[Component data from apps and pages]
========
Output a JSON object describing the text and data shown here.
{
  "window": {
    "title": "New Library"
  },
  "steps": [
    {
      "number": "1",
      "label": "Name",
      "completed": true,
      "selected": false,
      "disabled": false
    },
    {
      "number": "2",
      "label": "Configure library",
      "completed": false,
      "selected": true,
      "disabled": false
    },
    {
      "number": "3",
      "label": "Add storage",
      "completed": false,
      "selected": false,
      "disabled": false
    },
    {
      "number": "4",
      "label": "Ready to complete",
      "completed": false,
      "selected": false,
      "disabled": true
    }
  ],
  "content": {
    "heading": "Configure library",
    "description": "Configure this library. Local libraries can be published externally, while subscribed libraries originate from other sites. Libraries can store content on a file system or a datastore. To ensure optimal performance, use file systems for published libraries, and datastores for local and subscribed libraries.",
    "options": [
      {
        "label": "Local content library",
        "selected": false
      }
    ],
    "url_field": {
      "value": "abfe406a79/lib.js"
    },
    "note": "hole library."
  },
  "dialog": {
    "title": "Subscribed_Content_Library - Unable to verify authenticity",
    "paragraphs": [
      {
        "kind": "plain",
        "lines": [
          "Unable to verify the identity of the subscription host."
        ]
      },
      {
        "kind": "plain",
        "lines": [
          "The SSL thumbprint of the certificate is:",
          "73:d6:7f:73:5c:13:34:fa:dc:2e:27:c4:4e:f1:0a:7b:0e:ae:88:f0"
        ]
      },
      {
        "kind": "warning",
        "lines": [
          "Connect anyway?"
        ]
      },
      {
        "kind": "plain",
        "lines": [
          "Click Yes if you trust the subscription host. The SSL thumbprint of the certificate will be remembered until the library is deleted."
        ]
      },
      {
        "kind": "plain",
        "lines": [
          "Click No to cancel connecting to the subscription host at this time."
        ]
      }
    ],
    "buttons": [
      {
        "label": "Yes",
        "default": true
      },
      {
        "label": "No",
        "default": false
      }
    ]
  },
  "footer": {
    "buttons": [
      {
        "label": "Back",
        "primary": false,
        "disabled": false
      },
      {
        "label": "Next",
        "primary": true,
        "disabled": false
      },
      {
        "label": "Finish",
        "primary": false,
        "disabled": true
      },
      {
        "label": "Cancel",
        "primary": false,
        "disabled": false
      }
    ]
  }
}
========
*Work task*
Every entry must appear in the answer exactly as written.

*Result below*
Output a JSON object describing the text and data shown here.
{
  "window": {
    "title": "New Library"
  },
  "steps": [
    {
      "number": "1",
      "label": "Name",
      "completed": true,
      "selected": false,
      "disabled": false
    },
    {
      "number": "2",
      "label": "Configure library",
      "completed": false,
      "selected": true,
      "disabled": false
    },
    {
      "number": "3",
      "label": "Add storage",
      "completed": false,
      "selected": false,
      "disabled": false
    },
    {
      "number": "4",
      "label": "Ready to complete",
      "completed": false,
      "selected": false,
      "disabled": true
    }
  ],
  "content": {
    "heading": "Configure library",
    "description": "Configure this library. Local libraries can be published externally, while subscribed libraries originate from other sites. Libraries can store content on a file system or a datastore. To ensure optimal performance, use file systems for published libraries, and datastores for local and subscribed libraries.",
    "options": [
      {
        "label": "Local content library",
        "selected": false
      }
    ],
    "url_field": {
      "value": "abfe406a79/lib.js"
    },
    "note": "hole library."
  },
  "dialog": {
    "title": "Subscribed_Content_Library - Unable to verify authenticity",
    "paragraphs": [
      {
        "kind": "plain",
        "lines": [
          "Unable to verify the identity of the subscription host."
        ]
      },
      {
        "kind": "plain",
        "lines": [
          "The SSL thumbprint of the certificate is:",
          "73:d6:7f:73:5c:13:34:fa:dc:2e:27:c4:4e:f1:0a:7b:0e:ae:88:f0"
        ]
      },
      {
        "kind": "warning",
        "lines": [
          "Connect anyway?"
        ]
      },
      {
        "kind": "plain",
        "lines": [
          "Click Yes if you trust the subscription host. The SSL thumbprint of the certificate will be remembered until the library is deleted."
        ]
      },
      {
        "kind": "plain",
        "lines": [
          "Click No to cancel connecting to the subscription host at this time."
        ]
      }
    ],
    "buttons": [
      {
        "label": "Yes",
        "default": true
      },
      {
        "label": "No",
        "default": false
      }
    ]
  },
  "footer": {
    "buttons": [
      {
        "label": "Back",
        "primary": false,
        "disabled": false
      },
      {
        "label": "Next",
        "primary": true,
        "disabled": false
      },
      {
        "label": "Finish",
        "primary": false,
        "disabled": true
      },
      {
        "label": "Cancel",
        "primary": false,
        "disabled": false
      }
    ]
  }
}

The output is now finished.